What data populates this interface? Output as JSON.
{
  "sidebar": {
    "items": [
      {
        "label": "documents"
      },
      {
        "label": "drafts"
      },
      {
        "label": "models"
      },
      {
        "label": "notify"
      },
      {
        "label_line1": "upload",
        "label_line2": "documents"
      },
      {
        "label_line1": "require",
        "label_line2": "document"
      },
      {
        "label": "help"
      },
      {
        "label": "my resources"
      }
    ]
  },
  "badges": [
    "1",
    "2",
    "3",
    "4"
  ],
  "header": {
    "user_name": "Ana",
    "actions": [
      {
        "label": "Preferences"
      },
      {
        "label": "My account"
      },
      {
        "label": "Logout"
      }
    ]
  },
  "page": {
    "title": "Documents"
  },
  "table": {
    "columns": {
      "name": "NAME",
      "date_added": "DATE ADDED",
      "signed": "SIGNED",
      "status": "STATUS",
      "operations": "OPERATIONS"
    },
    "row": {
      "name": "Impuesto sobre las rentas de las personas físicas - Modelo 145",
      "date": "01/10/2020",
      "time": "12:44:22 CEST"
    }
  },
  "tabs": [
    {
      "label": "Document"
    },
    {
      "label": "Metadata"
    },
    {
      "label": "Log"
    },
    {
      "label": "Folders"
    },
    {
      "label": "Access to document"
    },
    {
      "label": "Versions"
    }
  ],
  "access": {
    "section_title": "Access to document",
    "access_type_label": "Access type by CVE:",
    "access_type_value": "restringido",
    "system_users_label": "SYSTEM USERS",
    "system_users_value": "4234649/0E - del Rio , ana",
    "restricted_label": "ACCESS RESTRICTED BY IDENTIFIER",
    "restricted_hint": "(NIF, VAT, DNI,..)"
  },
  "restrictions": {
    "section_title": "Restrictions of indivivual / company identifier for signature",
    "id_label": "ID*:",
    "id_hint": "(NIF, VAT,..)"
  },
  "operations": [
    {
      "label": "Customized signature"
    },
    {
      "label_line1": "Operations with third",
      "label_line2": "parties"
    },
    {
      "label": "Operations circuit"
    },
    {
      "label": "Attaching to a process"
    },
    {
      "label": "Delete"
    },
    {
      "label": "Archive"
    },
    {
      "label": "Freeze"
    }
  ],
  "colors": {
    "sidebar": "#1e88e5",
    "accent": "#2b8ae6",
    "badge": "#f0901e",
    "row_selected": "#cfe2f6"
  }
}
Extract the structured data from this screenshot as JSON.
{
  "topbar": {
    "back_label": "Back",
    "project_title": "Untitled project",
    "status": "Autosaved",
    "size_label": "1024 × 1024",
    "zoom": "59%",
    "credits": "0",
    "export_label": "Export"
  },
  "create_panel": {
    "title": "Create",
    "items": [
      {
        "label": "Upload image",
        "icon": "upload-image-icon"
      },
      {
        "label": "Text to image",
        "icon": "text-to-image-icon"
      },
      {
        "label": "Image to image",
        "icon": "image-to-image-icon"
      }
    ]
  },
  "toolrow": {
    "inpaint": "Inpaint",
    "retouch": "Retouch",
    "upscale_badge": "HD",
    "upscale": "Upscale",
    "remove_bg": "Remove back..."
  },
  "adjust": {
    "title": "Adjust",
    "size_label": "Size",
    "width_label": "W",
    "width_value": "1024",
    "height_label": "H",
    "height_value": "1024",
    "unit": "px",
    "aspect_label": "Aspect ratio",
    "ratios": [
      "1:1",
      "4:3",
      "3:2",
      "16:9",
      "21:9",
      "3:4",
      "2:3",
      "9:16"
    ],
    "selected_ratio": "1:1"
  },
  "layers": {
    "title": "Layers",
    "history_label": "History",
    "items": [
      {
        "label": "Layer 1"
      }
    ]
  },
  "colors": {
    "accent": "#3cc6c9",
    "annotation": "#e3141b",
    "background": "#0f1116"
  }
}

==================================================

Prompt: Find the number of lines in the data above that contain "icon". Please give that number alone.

Your solution: 3